▸ EXERCISE DIRECTIONS
Filter the material, keeping only lines with the word "Words".

========

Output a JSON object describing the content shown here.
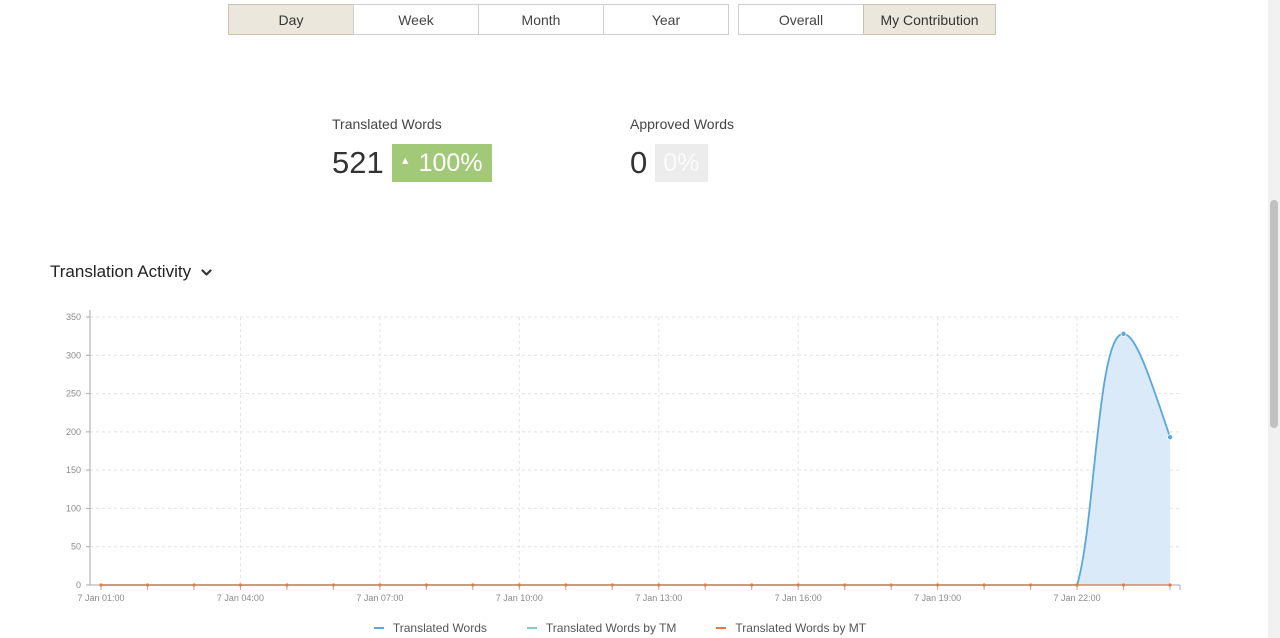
{
  "period_tabs": [
    {
      "label": "Day",
      "active": true
    },
    {
      "label": "Week",
      "active": false
    },
    {
      "label": "Month",
      "active": false
    },
    {
      "label": "Year",
      "active": false
    }
  ],
  "scope_tabs": [
    {
      "label": "Overall",
      "active": false
    },
    {
      "label": "My Contribution",
      "active": true
    }
  ],
  "stats": {
    "translated": {
      "label": "Translated Words",
      "value": "521",
      "change": "100%"
    },
    "approved": {
      "label": "Approved Words",
      "value": "0",
      "change": "0%"
    }
  },
  "section": {
    "title": "Translation Activity"
  },
  "chart_data": {
    "type": "area",
    "x_ticks": [
      "7 Jan 01:00",
      "7 Jan 04:00",
      "7 Jan 07:00",
      "7 Jan 10:00",
      "7 Jan 13:00",
      "7 Jan 16:00",
      "7 Jan 19:00",
      "7 Jan 22:00"
    ],
    "x_hours": [
      1,
      2,
      3,
      4,
      5,
      6,
      7,
      8,
      9,
      10,
      11,
      12,
      13,
      14,
      15,
      16,
      17,
      18,
      19,
      20,
      21,
      22,
      23,
      24
    ],
    "ylim": [
      0,
      350
    ],
    "y_ticks": [
      0,
      50,
      100,
      150,
      200,
      250,
      300,
      350
    ],
    "grid": true,
    "legend_position": "bottom",
    "series": [
      {
        "name": "Translated Words",
        "color": "#5aa7dc",
        "values": [
          0,
          0,
          0,
          0,
          0,
          0,
          0,
          0,
          0,
          0,
          0,
          0,
          0,
          0,
          0,
          0,
          0,
          0,
          0,
          0,
          0,
          0,
          328,
          193
        ]
      },
      {
        "name": "Translated Words by TM",
        "color": "#7fcfb2",
        "values": [
          0,
          0,
          0,
          0,
          0,
          0,
          0,
          0,
          0,
          0,
          0,
          0,
          0,
          0,
          0,
          0,
          0,
          0,
          0,
          0,
          0,
          0,
          0,
          0
        ]
      },
      {
        "name": "Translated Words by MT",
        "color": "#e8784a",
        "values": [
          0,
          0,
          0,
          0,
          0,
          0,
          0,
          0,
          0,
          0,
          0,
          0,
          0,
          0,
          0,
          0,
          0,
          0,
          0,
          0,
          0,
          0,
          0,
          0
        ]
      }
    ]
  }
}
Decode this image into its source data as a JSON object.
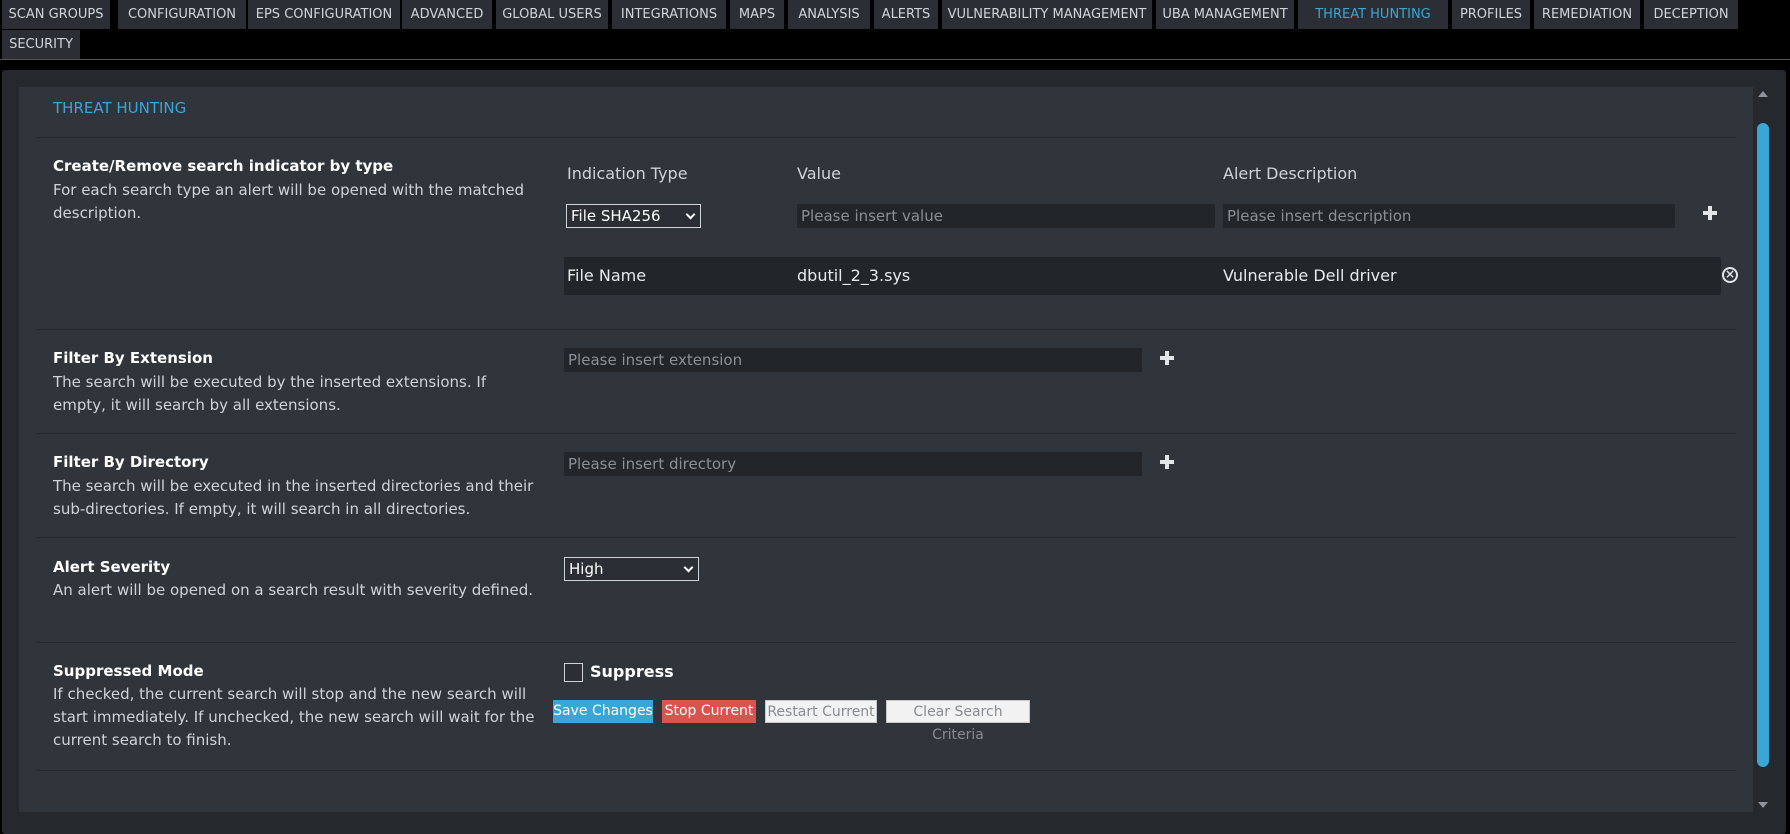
{
  "tabs": [
    {
      "label": "SCAN GROUPS",
      "active": false
    },
    {
      "label": "CONFIGURATION",
      "active": false
    },
    {
      "label": "EPS CONFIGURATION",
      "active": false
    },
    {
      "label": "ADVANCED",
      "active": false
    },
    {
      "label": "GLOBAL USERS",
      "active": false
    },
    {
      "label": "INTEGRATIONS",
      "active": false
    },
    {
      "label": "MAPS",
      "active": false
    },
    {
      "label": "ANALYSIS",
      "active": false
    },
    {
      "label": "ALERTS",
      "active": false
    },
    {
      "label": "VULNERABILITY MANAGEMENT",
      "active": false
    },
    {
      "label": "UBA MANAGEMENT",
      "active": false
    },
    {
      "label": "THREAT HUNTING",
      "active": true
    },
    {
      "label": "PROFILES",
      "active": false
    },
    {
      "label": "REMEDIATION",
      "active": false
    },
    {
      "label": "DECEPTION",
      "active": false
    },
    {
      "label": "SECURITY",
      "active": false
    }
  ],
  "section_title": "THREAT HUNTING",
  "indicator": {
    "label": "Create/Remove search indicator by type",
    "description": "For each search type an alert will be opened with the matched description.",
    "col_type": "Indication Type",
    "col_value": "Value",
    "col_desc": "Alert Description",
    "type_selected": "File SHA256",
    "value_placeholder": "Please insert value",
    "desc_placeholder": "Please insert description",
    "add_icon": "plus-icon",
    "rows": [
      {
        "type": "File Name",
        "value": "dbutil_2_3.sys",
        "description": "Vulnerable Dell driver",
        "remove_icon": "remove-circle-icon"
      }
    ]
  },
  "extension": {
    "label": "Filter By Extension",
    "description": "The search will be executed by the inserted extensions. If empty, it will search by all extensions.",
    "placeholder": "Please insert extension"
  },
  "directory": {
    "label": "Filter By Directory",
    "description": "The search will be executed in the inserted directories and their sub-directories. If empty, it will search in all directories.",
    "placeholder": "Please insert directory"
  },
  "severity": {
    "label": "Alert Severity",
    "description": "An alert will be opened on a search result with severity defined.",
    "selected": "High"
  },
  "suppressed": {
    "label": "Suppressed Mode",
    "description": "If checked, the current search will stop and the new search will start immediately. If unchecked, the new search will wait for the current search to finish.",
    "checkbox_label": "Suppress",
    "checked": false
  },
  "buttons": {
    "save": "Save Changes",
    "stop": "Stop Current",
    "restart": "Restart Current",
    "clear": "Clear Search Criteria"
  },
  "colors": {
    "accent": "#3aa6d6",
    "danger": "#d9534f",
    "panel": "#30353c"
  }
}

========

▸ WRITTEN SOLUTION
      "label": "Translated Words",
      "label": "Approved Words",
        "name": "Translated Words",
        "name": "Translated Words by TM",
        "name": "Translated Words by MT",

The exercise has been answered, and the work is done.